- Excerpted data:
******************************

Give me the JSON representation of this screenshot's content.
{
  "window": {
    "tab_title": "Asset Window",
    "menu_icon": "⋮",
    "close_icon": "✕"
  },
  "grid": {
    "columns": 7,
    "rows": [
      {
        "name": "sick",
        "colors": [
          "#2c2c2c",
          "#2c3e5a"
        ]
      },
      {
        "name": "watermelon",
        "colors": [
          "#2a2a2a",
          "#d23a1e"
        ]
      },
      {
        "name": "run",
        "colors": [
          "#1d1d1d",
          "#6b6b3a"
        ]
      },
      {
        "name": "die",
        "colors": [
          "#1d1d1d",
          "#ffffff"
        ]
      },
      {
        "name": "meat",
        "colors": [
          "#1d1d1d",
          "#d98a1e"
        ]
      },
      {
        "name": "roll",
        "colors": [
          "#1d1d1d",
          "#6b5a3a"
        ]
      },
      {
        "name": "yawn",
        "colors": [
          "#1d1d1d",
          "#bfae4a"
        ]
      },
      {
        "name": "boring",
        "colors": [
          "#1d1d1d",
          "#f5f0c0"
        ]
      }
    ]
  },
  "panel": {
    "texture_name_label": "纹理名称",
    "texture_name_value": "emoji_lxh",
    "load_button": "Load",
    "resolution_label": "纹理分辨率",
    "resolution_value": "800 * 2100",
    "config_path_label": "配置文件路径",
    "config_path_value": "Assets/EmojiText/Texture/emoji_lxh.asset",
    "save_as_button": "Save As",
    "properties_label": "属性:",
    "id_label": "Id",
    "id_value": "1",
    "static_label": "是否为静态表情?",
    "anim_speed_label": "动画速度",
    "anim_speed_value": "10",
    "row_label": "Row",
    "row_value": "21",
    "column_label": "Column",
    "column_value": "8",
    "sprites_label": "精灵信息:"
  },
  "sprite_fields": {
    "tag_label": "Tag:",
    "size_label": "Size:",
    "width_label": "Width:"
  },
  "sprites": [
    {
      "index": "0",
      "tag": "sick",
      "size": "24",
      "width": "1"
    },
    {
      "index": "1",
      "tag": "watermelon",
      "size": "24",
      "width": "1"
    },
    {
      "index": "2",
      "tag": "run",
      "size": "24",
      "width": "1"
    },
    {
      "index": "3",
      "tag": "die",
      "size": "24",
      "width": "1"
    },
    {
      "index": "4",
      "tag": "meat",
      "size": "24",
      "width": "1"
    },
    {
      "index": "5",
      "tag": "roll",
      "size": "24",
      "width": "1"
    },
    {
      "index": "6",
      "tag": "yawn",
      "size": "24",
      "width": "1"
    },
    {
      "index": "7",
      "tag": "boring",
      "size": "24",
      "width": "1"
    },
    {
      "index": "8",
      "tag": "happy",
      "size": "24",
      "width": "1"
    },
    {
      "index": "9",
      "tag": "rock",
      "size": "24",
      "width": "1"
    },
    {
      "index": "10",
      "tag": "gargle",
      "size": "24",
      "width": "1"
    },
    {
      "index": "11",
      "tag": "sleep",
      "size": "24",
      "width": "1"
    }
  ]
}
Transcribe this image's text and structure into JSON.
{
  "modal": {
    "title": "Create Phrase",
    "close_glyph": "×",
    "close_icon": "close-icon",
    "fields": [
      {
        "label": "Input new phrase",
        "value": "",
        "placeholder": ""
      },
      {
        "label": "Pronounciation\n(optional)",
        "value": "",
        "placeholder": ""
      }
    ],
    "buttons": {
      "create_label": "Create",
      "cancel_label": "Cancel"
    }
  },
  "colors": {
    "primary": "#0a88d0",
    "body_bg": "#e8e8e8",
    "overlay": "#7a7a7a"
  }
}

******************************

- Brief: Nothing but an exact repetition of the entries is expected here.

- Answer box:
Give me the JSON representation of this screenshot's content.
{
  "window": {
    "tab_title": "Asset Window",
    "menu_icon": "⋮",
    "close_icon": "✕"
  },
  "grid": {
    "columns": 7,
    "rows": [
      {
        "name": "sick",
        "colors": [
          "#2c2c2c",
          "#2c3e5a"
        ]
      },
      {
        "name": "watermelon",
        "colors": [
          "#2a2a2a",
          "#d23a1e"
        ]
      },
      {
        "name": "run",
        "colors": [
          "#1d1d1d",
          "#6b6b3a"
        ]
      },
      {
        "name": "die",
        "colors": [
          "#1d1d1d",
          "#ffffff"
        ]
      },
      {
        "name": "meat",
        "colors": [
          "#1d1d1d",
          "#d98a1e"
        ]
      },
      {
        "name": "roll",
        "colors": [
          "#1d1d1d",
          "#6b5a3a"
        ]
      },
      {
        "name": "yawn",
        "colors": [
          "#1d1d1d",
          "#bfae4a"
        ]
      },
      {
        "name": "boring",
        "colors": [
          "#1d1d1d",
          "#f5f0c0"
        ]
      }
    ]
  },
  "panel": {
    "texture_name_label": "纹理名称",
    "texture_name_value": "emoji_lxh",
    "load_button": "Load",
    "resolution_label": "纹理分辨率",
    "resolution_value": "800 * 2100",
    "config_path_label": "配置文件路径",
    "config_path_value": "Assets/EmojiText/Texture/emoji_lxh.asset",
    "save_as_button": "Save As",
    "properties_label": "属性:",
    "id_label": "Id",
    "id_value": "1",
    "static_label": "是否为静态表情?",
    "anim_speed_label": "动画速度",
    "anim_speed_value": "10",
    "row_label": "Row",
    "row_value": "21",
    "column_label": "Column",
    "column_value": "8",
    "sprites_label": "精灵信息:"
  },
  "sprite_fields": {
    "tag_label": "Tag:",
    "size_label": "Size:",
    "width_label": "Width:"
  },
  "sprites": [
    {
      "index": "0",
      "tag": "sick",
      "size": "24",
      "width": "1"
    },
    {
      "index": "1",
      "tag": "watermelon",
      "size": "24",
      "width": "1"
    },
    {
      "index": "2",
      "tag": "run",
      "size": "24",
      "width": "1"
    },
    {
      "index": "3",
      "tag": "die",
      "size": "24",
      "width": "1"
    },
    {
      "index": "4",
      "tag": "meat",
      "size": "24",
      "width": "1"
    },
    {
      "index": "5",
      "tag": "roll",
      "size": "24",
      "width": "1"
    },
    {
      "index": "6",
      "tag": "yawn",
      "size": "24",
      "width": "1"
    },
    {
      "index": "7",
      "tag": "boring",
      "size": "24",
      "width": "1"
    },
    {
      "index": "8",
      "tag": "happy",
      "size": "24",
      "width": "1"
    },
    {
      "index": "9",
      "tag": "rock",
      "size": "24",
      "width": "1"
    },
    {
      "index": "10",
      "tag": "gargle",
      "size": "24",
      "width": "1"
    },
    {
      "index": "11",
      "tag": "sleep",
      "size": "24",
      "width": "1"
    }
  ]
}
Transcribe this image's text and structure into JSON.
{
  "modal": {
    "title": "Create Phrase",
    "close_glyph": "×",
    "close_icon": "close-icon",
    "fields": [
      {
        "label": "Input new phrase",
        "value": "",
        "placeholder": ""
      },
      {
        "label": "Pronounciation\n(optional)",
        "value": "",
        "placeholder": ""
      }
    ],
    "buttons": {
      "create_label": "Create",
      "cancel_label": "Cancel"
    }
  },
  "colors": {
    "primary": "#0a88d0",
    "body_bg": "#e8e8e8",
    "overlay": "#7a7a7a"
  }
}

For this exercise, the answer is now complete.